Controller and Processor
Prior to RUU PDP, there is no separation between controller and processor. the separation of roles between controller and processor is newly introduced in RUU PDP, as well as its obligations.
The controller is defined as the party who determines the purpose of Personal Data collection and exercises control over Personal Data processing (“Controller”). Meanwhile, Processor is the party that performs Personal Data processing on behalf of the Controller (“Processor”). Among the many obligations, a Controller is obliged to end the processing of personal data if it has already reached the retention period, the purpose for personal data collection has been reached, or the personal data owner requested for the processing to end. On other hand, the Processor may only process Personal Data based on the instruction of the Controller.

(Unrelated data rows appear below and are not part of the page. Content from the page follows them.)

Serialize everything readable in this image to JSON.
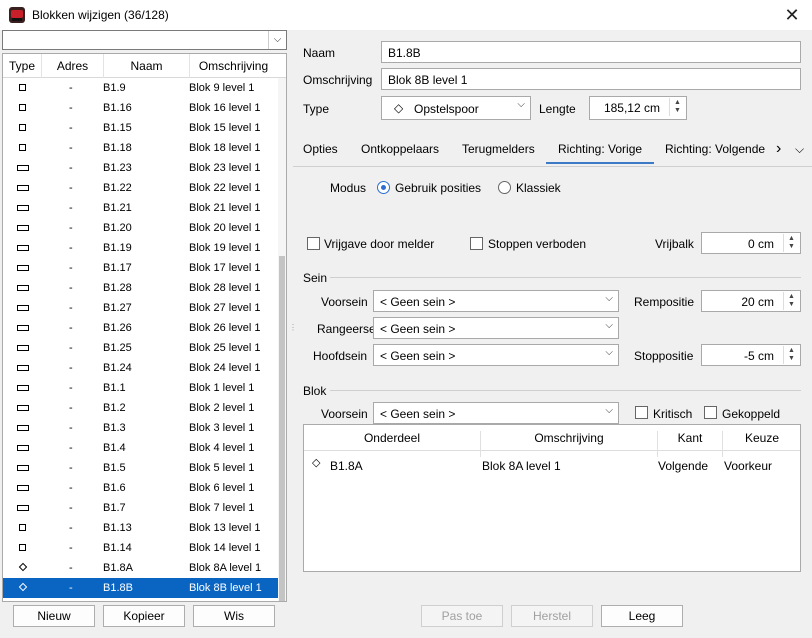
{
  "window": {
    "title": "Blokken wijzigen (36/128)",
    "close": "✕"
  },
  "filter": {
    "value": "",
    "arrow": "⌵"
  },
  "list": {
    "columns": [
      "Type",
      "Adres",
      "Naam",
      "Omschrijving"
    ],
    "rows": [
      {
        "icon": "square",
        "adres": "-",
        "naam": "B1.9",
        "oms": "Blok 9 level 1"
      },
      {
        "icon": "square",
        "adres": "-",
        "naam": "B1.16",
        "oms": "Blok 16 level 1"
      },
      {
        "icon": "square",
        "adres": "-",
        "naam": "B1.15",
        "oms": "Blok 15 level 1"
      },
      {
        "icon": "square",
        "adres": "-",
        "naam": "B1.18",
        "oms": "Blok 18 level 1"
      },
      {
        "icon": "rect",
        "adres": "-",
        "naam": "B1.23",
        "oms": "Blok 23 level 1"
      },
      {
        "icon": "rect",
        "adres": "-",
        "naam": "B1.22",
        "oms": "Blok 22 level 1"
      },
      {
        "icon": "rect",
        "adres": "-",
        "naam": "B1.21",
        "oms": "Blok 21 level 1"
      },
      {
        "icon": "rect",
        "adres": "-",
        "naam": "B1.20",
        "oms": "Blok 20 level 1"
      },
      {
        "icon": "rect",
        "adres": "-",
        "naam": "B1.19",
        "oms": "Blok 19 level 1"
      },
      {
        "icon": "rect",
        "adres": "-",
        "naam": "B1.17",
        "oms": "Blok 17 level 1"
      },
      {
        "icon": "rect",
        "adres": "-",
        "naam": "B1.28",
        "oms": "Blok 28 level 1"
      },
      {
        "icon": "rect",
        "adres": "-",
        "naam": "B1.27",
        "oms": "Blok 27 level 1"
      },
      {
        "icon": "rect",
        "adres": "-",
        "naam": "B1.26",
        "oms": "Blok 26 level 1"
      },
      {
        "icon": "rect",
        "adres": "-",
        "naam": "B1.25",
        "oms": "Blok 25 level 1"
      },
      {
        "icon": "rect",
        "adres": "-",
        "naam": "B1.24",
        "oms": "Blok 24 level 1"
      },
      {
        "icon": "rect",
        "adres": "-",
        "naam": "B1.1",
        "oms": "Blok 1 level 1"
      },
      {
        "icon": "rect",
        "adres": "-",
        "naam": "B1.2",
        "oms": "Blok 2 level 1"
      },
      {
        "icon": "rect",
        "adres": "-",
        "naam": "B1.3",
        "oms": "Blok 3 level 1"
      },
      {
        "icon": "rect",
        "adres": "-",
        "naam": "B1.4",
        "oms": "Blok 4 level 1"
      },
      {
        "icon": "rect",
        "adres": "-",
        "naam": "B1.5",
        "oms": "Blok 5 level 1"
      },
      {
        "icon": "rect",
        "adres": "-",
        "naam": "B1.6",
        "oms": "Blok 6 level 1"
      },
      {
        "icon": "rect",
        "adres": "-",
        "naam": "B1.7",
        "oms": "Blok 7 level 1"
      },
      {
        "icon": "square",
        "adres": "-",
        "naam": "B1.13",
        "oms": "Blok 13 level 1"
      },
      {
        "icon": "square",
        "adres": "-",
        "naam": "B1.14",
        "oms": "Blok 14 level 1"
      },
      {
        "icon": "diamond",
        "adres": "-",
        "naam": "B1.8A",
        "oms": "Blok 8A level 1"
      },
      {
        "icon": "diamond",
        "adres": "-",
        "naam": "B1.8B",
        "oms": "Blok 8B level 1",
        "selected": true
      }
    ]
  },
  "buttons": {
    "nieuw": "Nieuw",
    "kopieer": "Kopieer",
    "wis": "Wis",
    "pastoe": "Pas toe",
    "herstel": "Herstel",
    "leeg": "Leeg"
  },
  "form": {
    "naam_label": "Naam",
    "naam": "B1.8B",
    "oms_label": "Omschrijving",
    "oms": "Blok 8B level 1",
    "type_label": "Type",
    "type": "Opstelspoor",
    "type_icon": "◇",
    "lengte_label": "Lengte",
    "lengte": "185,12 cm"
  },
  "tabs": [
    "Opties",
    "Ontkoppelaars",
    "Terugmelders",
    "Richting: Vorige",
    "Richting: Volgende"
  ],
  "tab_more": "›",
  "tab_menu": "⌵",
  "richting": {
    "modus_label": "Modus",
    "opt1": "Gebruik posities",
    "opt2": "Klassiek",
    "vrijgave": "Vrijgave door melder",
    "stoppen": "Stoppen verboden",
    "vrijbalk_label": "Vrijbalk",
    "vrijbalk": "0 cm",
    "sein_header": "Sein",
    "voorsein_label": "Voorsein",
    "voorsein": "< Geen sein >",
    "rangeersein_label": "Rangeersein",
    "rangeersein": "< Geen sein >",
    "hoofdsein_label": "Hoofdsein",
    "hoofdsein": "< Geen sein >",
    "rempositie_label": "Rempositie",
    "rempositie": "20 cm",
    "stoppositie_label": "Stoppositie",
    "stoppositie": "-5 cm",
    "blok_header": "Blok",
    "blok_voorsein_label": "Voorsein",
    "blok_voorsein": "< Geen sein >",
    "kritisch": "Kritisch",
    "gekoppeld": "Gekoppeld"
  },
  "table": {
    "columns": [
      "Onderdeel",
      "Omschrijving",
      "Kant",
      "Keuze"
    ],
    "rows": [
      {
        "onderdeel": "B1.8A",
        "oms": "Blok 8A level 1",
        "kant": "Volgende",
        "keuze": "Voorkeur"
      }
    ]
  },
  "colors": {
    "selection": "#0a64c2",
    "accent": "#3c7ac8"
  }
}
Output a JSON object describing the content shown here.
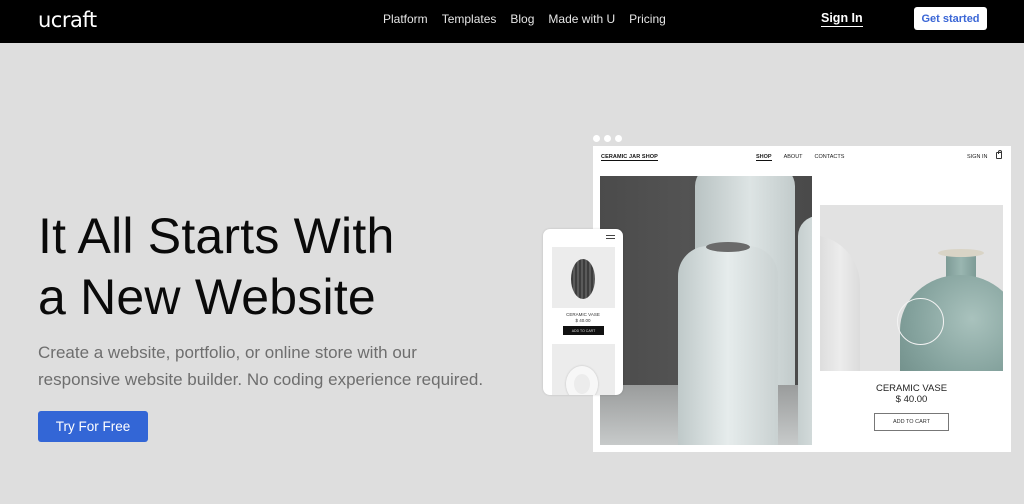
{
  "header": {
    "logo": "ucraft",
    "nav": [
      "Platform",
      "Templates",
      "Blog",
      "Made with U",
      "Pricing"
    ],
    "sign_in": "Sign In",
    "get_started": "Get started"
  },
  "hero": {
    "title_line1": "It All Starts With",
    "title_line2": "a New Website",
    "subtitle_line1": "Create a website, portfolio, or online store with our",
    "subtitle_line2": "responsive website builder. No coding experience required.",
    "cta": "Try For Free"
  },
  "mockup": {
    "brand": "CERAMIC JAR SHOP",
    "nav": [
      "SHOP",
      "ABOUT",
      "CONTACTS"
    ],
    "active_nav": "SHOP",
    "sign_in": "SIGN IN",
    "product_name": "CERAMIC VASE",
    "product_price": "$ 40.00",
    "add_to_cart": "ADD TO CART"
  },
  "phone": {
    "product_name": "CERAMIC VASE",
    "product_price": "$ 40.00",
    "add_to_cart": "ADD TO CART"
  },
  "colors": {
    "accent": "#3366d6",
    "header_bg": "#000000",
    "page_bg": "#dedede"
  }
}
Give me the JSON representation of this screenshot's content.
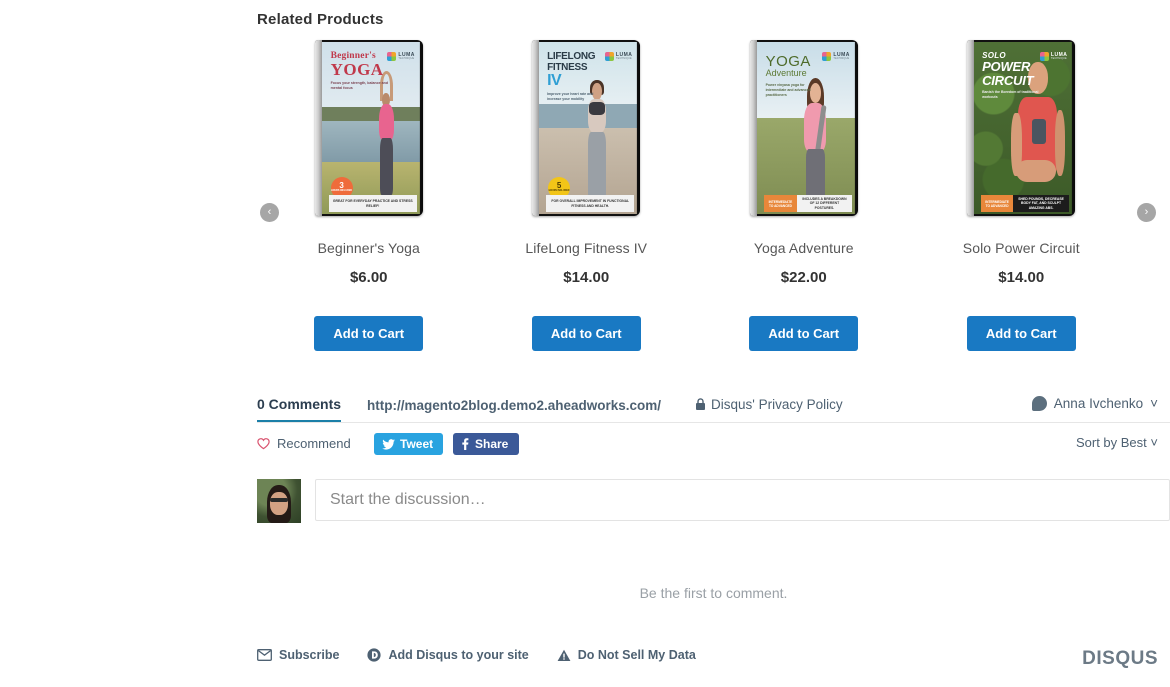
{
  "related": {
    "title": "Related Products",
    "prev_arrow": "‹",
    "next_arrow": "›",
    "products": [
      {
        "name": "Beginner's Yoga",
        "price": "$6.00",
        "add_to_cart": "Add to Cart",
        "cover": {
          "line1": "Beginner's",
          "line2": "YOGA",
          "tagline": "Focus your strength, balance and mental focus",
          "brand_name": "LUMA",
          "brand_sub": "TECHNIQUE",
          "badge_number": "3",
          "badge_caption": "HOURS INCLUDED",
          "badge_color": "#ef6b3b",
          "bottom_tag": "",
          "bottom_blurb": "GREAT FOR EVERYDAY PRACTICE AND STRESS RELIEF!"
        }
      },
      {
        "name": "LifeLong Fitness IV",
        "price": "$14.00",
        "add_to_cart": "Add to Cart",
        "cover": {
          "line1": "LIFELONG FITNESS",
          "line2": "IV",
          "tagline": "Improve your heart rate and increase your mobility",
          "brand_name": "LUMA",
          "brand_sub": "TECHNIQUE",
          "badge_number": "5",
          "badge_caption": "HOURS INCLUDED",
          "badge_color": "#f2c518",
          "bottom_tag": "",
          "bottom_blurb": "FOR OVERALL IMPROVEMENT IN FUNCTIONAL FITNESS AND HEALTH."
        }
      },
      {
        "name": "Yoga Adventure",
        "price": "$22.00",
        "add_to_cart": "Add to Cart",
        "cover": {
          "line1": "YOGA",
          "line2": "Adventure",
          "tagline": "Power vinyasa yoga for intermediate and advanced practitioners",
          "brand_name": "LUMA",
          "brand_sub": "TECHNIQUE",
          "badge_number": "",
          "badge_caption": "",
          "badge_color": "",
          "bottom_tag": "INTERMEDIATE TO ADVANCED",
          "bottom_blurb": "INCLUDES A BREAKDOWN OF 12 DIFFERENT POSTURES."
        }
      },
      {
        "name": "Solo Power Circuit",
        "price": "$14.00",
        "add_to_cart": "Add to Cart",
        "cover": {
          "line1": "SOLO",
          "line2": "POWER CIRCUIT",
          "tagline": "Banish the Boredom of traditional workouts",
          "brand_name": "LUMA",
          "brand_sub": "TECHNIQUE",
          "badge_number": "",
          "badge_caption": "",
          "badge_color": "",
          "bottom_tag": "INTERMEDIATE TO ADVANCED",
          "bottom_blurb": "SHED POUNDS, DECREASE BODY FAT, AND SCULPT AMAZING ABS."
        }
      }
    ]
  },
  "disqus": {
    "comments_tab": "0 Comments",
    "site_url": "http://magento2blog.demo2.aheadworks.com/",
    "privacy_policy": "Disqus' Privacy Policy",
    "username": "Anna Ivchenko",
    "user_caret": "˅",
    "recommend": "Recommend",
    "tweet": "Tweet",
    "share": "Share",
    "sort_by": "Sort by Best",
    "sort_caret": "˅",
    "compose_placeholder": "Start the discussion…",
    "empty_state": "Be the first to comment.",
    "footer_links": [
      {
        "label": "Subscribe",
        "icon": "envelope-icon"
      },
      {
        "label": "Add Disqus to your site",
        "icon": "disqus-d-icon"
      },
      {
        "label": "Do Not Sell My Data",
        "icon": "warning-triangle-icon"
      }
    ],
    "logo": "DISQUS"
  },
  "colors": {
    "button_blue": "#1979c3",
    "tab_underline": "#1b7fa8",
    "tweet_blue": "#29a3e0",
    "facebook_blue": "#3b5998",
    "heart_pink": "#d9536f"
  }
}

Rights of Personal Data Owner
RUU PDP provides clear stipulations on the rights of personal data owners in its entirety. There are eleven articles stipulating the rights of a personal data owner.
Rights of personal data owner include but are not limited to (i) the right to obtain information on identity, basis of legal interest, the purpose of the request and use of personal data, and accountability of parties requesting personal data; (ii) the right of erasure, end processing, and/or destroying their personal data; (iii) the right to withdraw consent to the processing of personal data that has been given to the Controller; and (iv) the right to claim and receive compensation for the violation of personal data.
Data Protection Officer
Data Protection Officer is very newly regulated under RUU PDP. In certain circumstances, the Controller/Processor shall appoint an officer that carries out the function of data protection (“Data Protection Officer”). Data Protection Officer may be an internal division of the Controller/Processor or external parties.
Administrative and Criminal Sanctions
The two kinds of sanctions that can be imposed upon parties who do not comply with RUU PDP are administrative and criminal sanctions. The administrative sanctions are generally addressed for non-compliance, while criminal sanctions are imposed on serious violations of personal data such as the illegal acquisition of personal data.
Seen as the dire situation in which RUU PDP needs to be passed immediately, it does not mean that RUU PDP has no more room for improvement. Several issues are still apparent, including (i) there are no clear stipulations on the retention period, whether it will be referred to sectoral regulation or other related regulation, which may cause confusion to stakeholders to determine the retention period; (ii) the criteria for Data Protection Officer has not clearly been mentioned under RUU PDP (whether it should obtain certain certification or fulfil certain criteria related to data protection); and (iii) RUU PDP does not mention any compulsory measures that shall be fulfilled by Controller/Processor in order to ensure the level of security of their system (for instances the use of pseudonymisation and encryption of personal data).
Cintya Shifwah Saraswati I firstname.lastname@example.org
Naura Nabila I email@example.com